For the entries below, print exactly the lines between the line holding "Give me the" and the line holding "Convert this screenshot", inclusive, and nothing else.

• _ENTRIES SHOWN_
BEGIN

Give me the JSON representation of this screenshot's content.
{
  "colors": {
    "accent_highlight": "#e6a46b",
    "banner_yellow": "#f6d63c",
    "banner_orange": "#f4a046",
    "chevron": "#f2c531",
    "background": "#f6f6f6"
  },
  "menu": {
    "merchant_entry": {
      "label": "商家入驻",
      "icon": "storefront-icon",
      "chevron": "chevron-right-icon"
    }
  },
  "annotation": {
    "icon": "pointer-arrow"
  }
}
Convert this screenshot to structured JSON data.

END
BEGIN

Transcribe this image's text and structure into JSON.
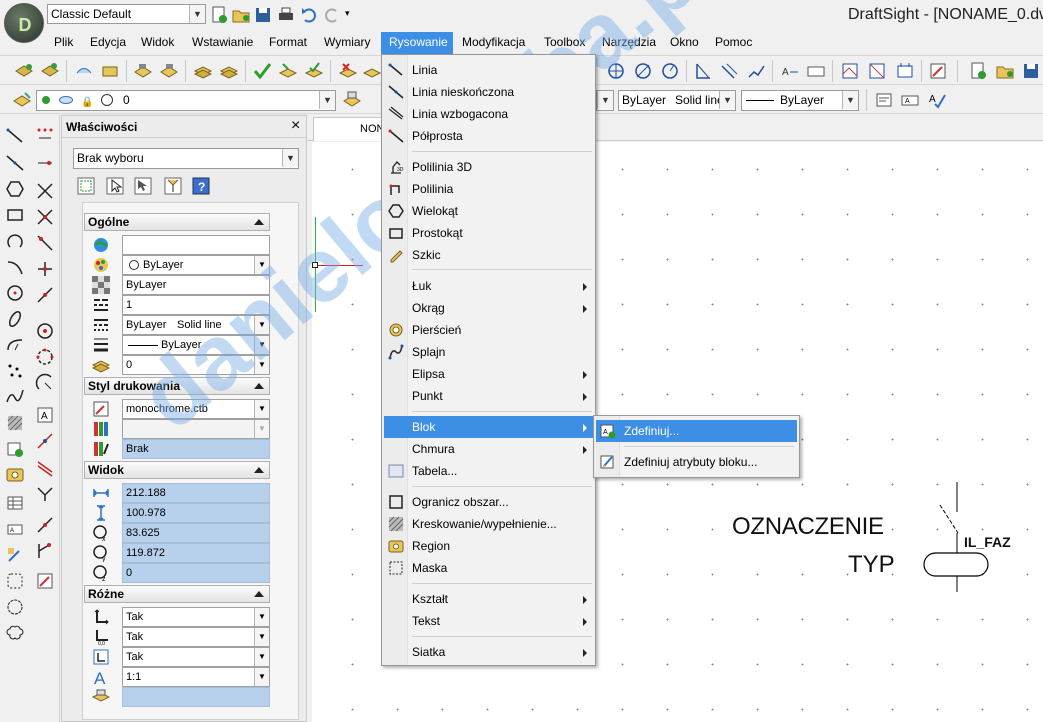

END
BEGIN

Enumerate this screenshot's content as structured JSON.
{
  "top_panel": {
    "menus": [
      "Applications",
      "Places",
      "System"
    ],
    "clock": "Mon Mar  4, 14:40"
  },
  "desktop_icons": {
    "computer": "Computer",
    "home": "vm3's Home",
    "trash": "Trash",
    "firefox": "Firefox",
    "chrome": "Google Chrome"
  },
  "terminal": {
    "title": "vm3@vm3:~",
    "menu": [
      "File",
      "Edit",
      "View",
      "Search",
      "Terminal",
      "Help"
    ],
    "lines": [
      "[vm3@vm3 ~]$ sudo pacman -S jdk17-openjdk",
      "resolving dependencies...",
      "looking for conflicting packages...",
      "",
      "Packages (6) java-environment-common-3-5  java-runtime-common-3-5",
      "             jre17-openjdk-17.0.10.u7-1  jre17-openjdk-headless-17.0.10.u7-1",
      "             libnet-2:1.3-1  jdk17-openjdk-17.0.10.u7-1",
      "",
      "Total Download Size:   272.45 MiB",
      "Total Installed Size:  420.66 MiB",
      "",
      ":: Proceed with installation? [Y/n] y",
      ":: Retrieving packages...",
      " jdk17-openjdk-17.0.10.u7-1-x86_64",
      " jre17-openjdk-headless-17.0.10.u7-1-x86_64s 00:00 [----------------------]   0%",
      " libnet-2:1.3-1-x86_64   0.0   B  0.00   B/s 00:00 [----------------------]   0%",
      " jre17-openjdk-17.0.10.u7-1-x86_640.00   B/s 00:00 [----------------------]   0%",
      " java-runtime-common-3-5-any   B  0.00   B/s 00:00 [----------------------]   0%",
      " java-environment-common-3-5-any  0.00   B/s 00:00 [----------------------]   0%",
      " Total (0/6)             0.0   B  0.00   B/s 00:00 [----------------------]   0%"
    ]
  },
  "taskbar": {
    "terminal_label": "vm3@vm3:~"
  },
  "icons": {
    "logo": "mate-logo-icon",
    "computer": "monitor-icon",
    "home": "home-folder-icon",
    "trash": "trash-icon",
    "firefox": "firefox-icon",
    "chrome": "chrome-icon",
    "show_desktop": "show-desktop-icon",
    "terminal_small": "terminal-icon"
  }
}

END

• _SOLUTION FOR THIS TASK_
Give me the JSON representation of this screenshot's content.
{
  "colors": {
    "accent_highlight": "#e6a46b",
    "banner_yellow": "#f6d63c",
    "banner_orange": "#f4a046",
    "chevron": "#f2c531",
    "background": "#f6f6f6"
  },
  "menu": {
    "merchant_entry": {
      "label": "商家入驻",
      "icon": "storefront-icon",
      "chevron": "chevron-right-icon"
    }
  },
  "annotation": {
    "icon": "pointer-arrow"
  }
}
Convert this screenshot to structured JSON data.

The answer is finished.